Continental interiors may not be as tectonically stable as geologists think
A University of Illinois-led team has identified unexpected geophysical signals underneath tectonically stable interiors of South America and Africa. The data suggest that geologic activity within stable portions of Earth's uppermost layer may have occurred more recently than previously believed. The findings, published in Nature Geoscience, challenge some of today's leading theories regarding plate tectonics.
The most ancient rocks on Earth are located within continental interiors, far from active tectonic boundaries where rocks recycle back into the planet's interior. These strong, buoyant and deeply rooted blocks of Earth, called cratons, have been drifting on the surface for billions of years, seemingly undisturbed. They occasionally join and break apart along their edges in a dance called the supercontinent cycle.
"We usually think of cratons as being cold, stable and low-elevation," said professor of geology and study co-author Lijun Liu. "Cold because the rocks are far above the hot mantle layers, stable because their crusts have not been disturbed significantly by faulting or deformation, and their low elevation is because they have been sitting there, eroding down for billions of years."
However, there are places where cratons don't follow these rules.
"For example, there are regions of high topography within the cratons of South America and Africa," said graduate student and lead author Jiashun Hu.
The researchers processed geophysical data with the Blue Waters supercomputer at the National Center for Supercomputing Applications at Illinois hoping to better understand these high-elevation regions. The thick roots of cratons have been thought to be buoyant due to their low-density mineral content, allowing them to float on top of the hot underlying mantle. However, the new data indicate that the cold mantle that lies below these regions in South America and Africa – once joined as part of the supercontinent Pangea – has a layered structure and that the lower layer was more dense in the past than it is today, Liu said.
This density difference could be the result of a process called mantle delamination. During delamination, the denser lower mantle layer peels away from the buoyant upper layer under the crust of the craton after interacting with hot magma from mantle plumes, the researchers said.

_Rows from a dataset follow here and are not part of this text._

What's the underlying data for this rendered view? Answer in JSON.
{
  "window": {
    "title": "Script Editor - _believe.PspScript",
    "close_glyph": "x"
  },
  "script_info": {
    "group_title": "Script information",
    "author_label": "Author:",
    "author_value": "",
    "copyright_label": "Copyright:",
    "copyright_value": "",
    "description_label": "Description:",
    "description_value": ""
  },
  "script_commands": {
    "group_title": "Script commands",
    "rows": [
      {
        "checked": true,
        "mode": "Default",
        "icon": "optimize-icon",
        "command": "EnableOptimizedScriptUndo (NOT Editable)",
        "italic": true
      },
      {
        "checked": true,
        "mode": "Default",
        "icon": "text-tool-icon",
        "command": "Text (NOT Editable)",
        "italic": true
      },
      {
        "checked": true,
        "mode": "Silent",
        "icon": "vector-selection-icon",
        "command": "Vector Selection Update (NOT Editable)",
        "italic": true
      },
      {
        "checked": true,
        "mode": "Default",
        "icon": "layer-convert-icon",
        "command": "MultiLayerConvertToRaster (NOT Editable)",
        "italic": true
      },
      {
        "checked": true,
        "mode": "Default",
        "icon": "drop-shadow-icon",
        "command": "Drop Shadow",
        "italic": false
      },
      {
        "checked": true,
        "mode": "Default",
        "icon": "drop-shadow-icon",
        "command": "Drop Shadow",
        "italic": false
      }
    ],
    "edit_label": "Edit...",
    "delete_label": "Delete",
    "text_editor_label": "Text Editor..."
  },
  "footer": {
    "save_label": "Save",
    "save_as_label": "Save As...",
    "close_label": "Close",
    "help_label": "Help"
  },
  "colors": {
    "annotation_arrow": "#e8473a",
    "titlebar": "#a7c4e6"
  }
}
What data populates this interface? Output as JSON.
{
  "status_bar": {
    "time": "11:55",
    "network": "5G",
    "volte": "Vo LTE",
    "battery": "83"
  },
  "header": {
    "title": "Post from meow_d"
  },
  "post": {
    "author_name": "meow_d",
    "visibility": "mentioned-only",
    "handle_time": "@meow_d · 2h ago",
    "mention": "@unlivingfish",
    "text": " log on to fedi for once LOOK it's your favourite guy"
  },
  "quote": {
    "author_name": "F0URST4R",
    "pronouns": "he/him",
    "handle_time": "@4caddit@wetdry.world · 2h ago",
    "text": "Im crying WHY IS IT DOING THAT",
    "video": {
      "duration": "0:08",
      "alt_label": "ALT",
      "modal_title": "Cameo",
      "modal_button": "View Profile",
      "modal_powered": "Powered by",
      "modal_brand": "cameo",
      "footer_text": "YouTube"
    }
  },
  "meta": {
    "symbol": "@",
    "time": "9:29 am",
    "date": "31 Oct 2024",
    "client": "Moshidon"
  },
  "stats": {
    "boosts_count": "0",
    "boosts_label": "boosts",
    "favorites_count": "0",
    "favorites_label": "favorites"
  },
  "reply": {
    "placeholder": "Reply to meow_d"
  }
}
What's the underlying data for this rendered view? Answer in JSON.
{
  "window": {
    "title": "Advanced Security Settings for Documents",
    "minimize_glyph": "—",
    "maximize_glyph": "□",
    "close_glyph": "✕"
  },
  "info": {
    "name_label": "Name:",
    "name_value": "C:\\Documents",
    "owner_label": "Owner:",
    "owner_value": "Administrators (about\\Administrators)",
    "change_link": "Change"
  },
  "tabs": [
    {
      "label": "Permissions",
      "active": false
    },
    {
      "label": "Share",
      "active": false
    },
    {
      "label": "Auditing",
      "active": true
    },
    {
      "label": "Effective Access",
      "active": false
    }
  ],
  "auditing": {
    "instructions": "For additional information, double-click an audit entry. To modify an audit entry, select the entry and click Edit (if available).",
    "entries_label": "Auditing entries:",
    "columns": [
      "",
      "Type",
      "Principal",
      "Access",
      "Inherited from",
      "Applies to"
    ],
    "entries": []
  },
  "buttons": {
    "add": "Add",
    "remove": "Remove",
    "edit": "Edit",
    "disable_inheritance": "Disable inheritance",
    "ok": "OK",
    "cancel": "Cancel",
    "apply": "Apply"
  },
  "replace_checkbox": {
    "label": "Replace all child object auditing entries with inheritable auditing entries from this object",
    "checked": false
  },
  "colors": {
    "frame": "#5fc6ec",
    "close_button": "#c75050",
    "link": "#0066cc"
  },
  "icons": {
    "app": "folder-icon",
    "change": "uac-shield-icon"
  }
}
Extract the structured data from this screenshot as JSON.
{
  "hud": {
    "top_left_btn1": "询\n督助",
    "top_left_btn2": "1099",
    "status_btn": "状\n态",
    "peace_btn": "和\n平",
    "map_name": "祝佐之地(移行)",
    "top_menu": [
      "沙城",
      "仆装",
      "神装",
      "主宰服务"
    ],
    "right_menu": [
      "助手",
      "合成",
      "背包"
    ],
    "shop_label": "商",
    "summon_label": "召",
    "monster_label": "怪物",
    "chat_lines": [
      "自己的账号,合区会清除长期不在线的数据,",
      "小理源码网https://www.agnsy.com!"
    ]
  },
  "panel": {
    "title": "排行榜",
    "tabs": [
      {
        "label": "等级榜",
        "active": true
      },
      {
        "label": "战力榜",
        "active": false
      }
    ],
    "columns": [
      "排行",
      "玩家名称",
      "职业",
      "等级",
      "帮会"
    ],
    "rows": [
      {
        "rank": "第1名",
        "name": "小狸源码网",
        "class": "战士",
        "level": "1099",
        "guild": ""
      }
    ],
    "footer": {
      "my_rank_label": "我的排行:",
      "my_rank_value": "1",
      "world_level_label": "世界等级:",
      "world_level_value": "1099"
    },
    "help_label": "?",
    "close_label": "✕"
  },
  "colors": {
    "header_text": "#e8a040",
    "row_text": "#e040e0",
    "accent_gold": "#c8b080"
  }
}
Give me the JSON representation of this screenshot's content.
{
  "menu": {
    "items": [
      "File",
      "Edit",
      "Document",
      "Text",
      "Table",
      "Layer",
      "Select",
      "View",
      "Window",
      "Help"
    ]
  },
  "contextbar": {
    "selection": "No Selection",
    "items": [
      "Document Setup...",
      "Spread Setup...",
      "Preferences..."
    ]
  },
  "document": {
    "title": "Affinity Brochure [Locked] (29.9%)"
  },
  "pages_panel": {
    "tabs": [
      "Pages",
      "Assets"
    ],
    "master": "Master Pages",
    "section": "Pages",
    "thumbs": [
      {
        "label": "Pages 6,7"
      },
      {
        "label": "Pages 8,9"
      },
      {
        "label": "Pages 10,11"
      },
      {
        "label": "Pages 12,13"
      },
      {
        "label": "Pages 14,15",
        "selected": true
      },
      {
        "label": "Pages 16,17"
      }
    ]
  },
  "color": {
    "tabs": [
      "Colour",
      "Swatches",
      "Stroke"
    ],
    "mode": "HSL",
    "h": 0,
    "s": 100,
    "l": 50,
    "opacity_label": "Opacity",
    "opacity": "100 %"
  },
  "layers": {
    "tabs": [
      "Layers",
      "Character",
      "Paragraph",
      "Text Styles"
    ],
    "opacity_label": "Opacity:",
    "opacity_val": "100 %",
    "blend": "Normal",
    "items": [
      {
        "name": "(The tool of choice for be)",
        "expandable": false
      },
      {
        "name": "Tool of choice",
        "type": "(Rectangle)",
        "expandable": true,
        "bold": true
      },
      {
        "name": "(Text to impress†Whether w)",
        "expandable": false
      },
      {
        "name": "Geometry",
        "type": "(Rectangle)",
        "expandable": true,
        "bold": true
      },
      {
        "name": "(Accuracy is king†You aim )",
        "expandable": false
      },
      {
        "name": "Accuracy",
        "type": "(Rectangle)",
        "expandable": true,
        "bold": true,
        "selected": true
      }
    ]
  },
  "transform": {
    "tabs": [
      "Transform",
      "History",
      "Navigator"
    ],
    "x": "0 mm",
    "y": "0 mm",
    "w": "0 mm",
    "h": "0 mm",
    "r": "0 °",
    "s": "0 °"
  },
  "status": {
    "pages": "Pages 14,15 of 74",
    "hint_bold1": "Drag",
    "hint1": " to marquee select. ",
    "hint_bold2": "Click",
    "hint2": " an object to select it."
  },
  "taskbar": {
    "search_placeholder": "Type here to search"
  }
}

"From several types of seismic imaging data, we can see what we think are delaminated mantle slabs sinking into the hot, viscous deep mantle," Liu said.
"The material that subsequently grows back at the roots of the cratons after delamination, due to cooling from above, is probably compositionally much less dense than what was there before," said geology professor Craig Lundstrom. "That adds buoyancy, and that force from buoyancy could be what forms the anomalously high topography."
This multidisciplinary study is beginning to give the team a very logical – albeit complicated – update on the story of Earth's tectonic history, the researchers said.
"The high topography of Africa and South America is only part of the story," Hu said. "There are many geologic phenomena such as the location of hotspot trajectories, continental volcanism, surface uplift and erosion, as well as seismically imaged deformation within the craton roots that all seem to correlate well with the proposed delamination event, implying a potential causal relationship."
There is also evidence to support other locations of craton-plume interaction during other times in Earth's history.
"The rock record shows that uplift and erosion events have taken place during previous supercontinent cycles," said geology professor and School of Earth, Society and Environment director Stephen Marshak. "A related study discusses what might be a similar event, namely continental uplift possibly related to delamination of cratonic lithosphere that caused the period of global erosion resulting in the Great Unconformity, which is the contact between Precambrian basement rock and Paleozoic sedimentary strata."
For now, it is not clear if and how craton-plume interaction may affect modern-day earthquake activity and volcanism in areas thought of as geologically inactive. However, the study marks new thinking in how geologists may understand the so-called stable cratons.
More information: Jiashun Hu et al. Modification of the Western Gondwana craton by plume–lithosphere interaction, Nature Geoscience (2018). DOI: 10.1038/s41561-018-0064-1
Journal information: Nature Geoscience
Provided by University of Illinois at Urbana-Champaign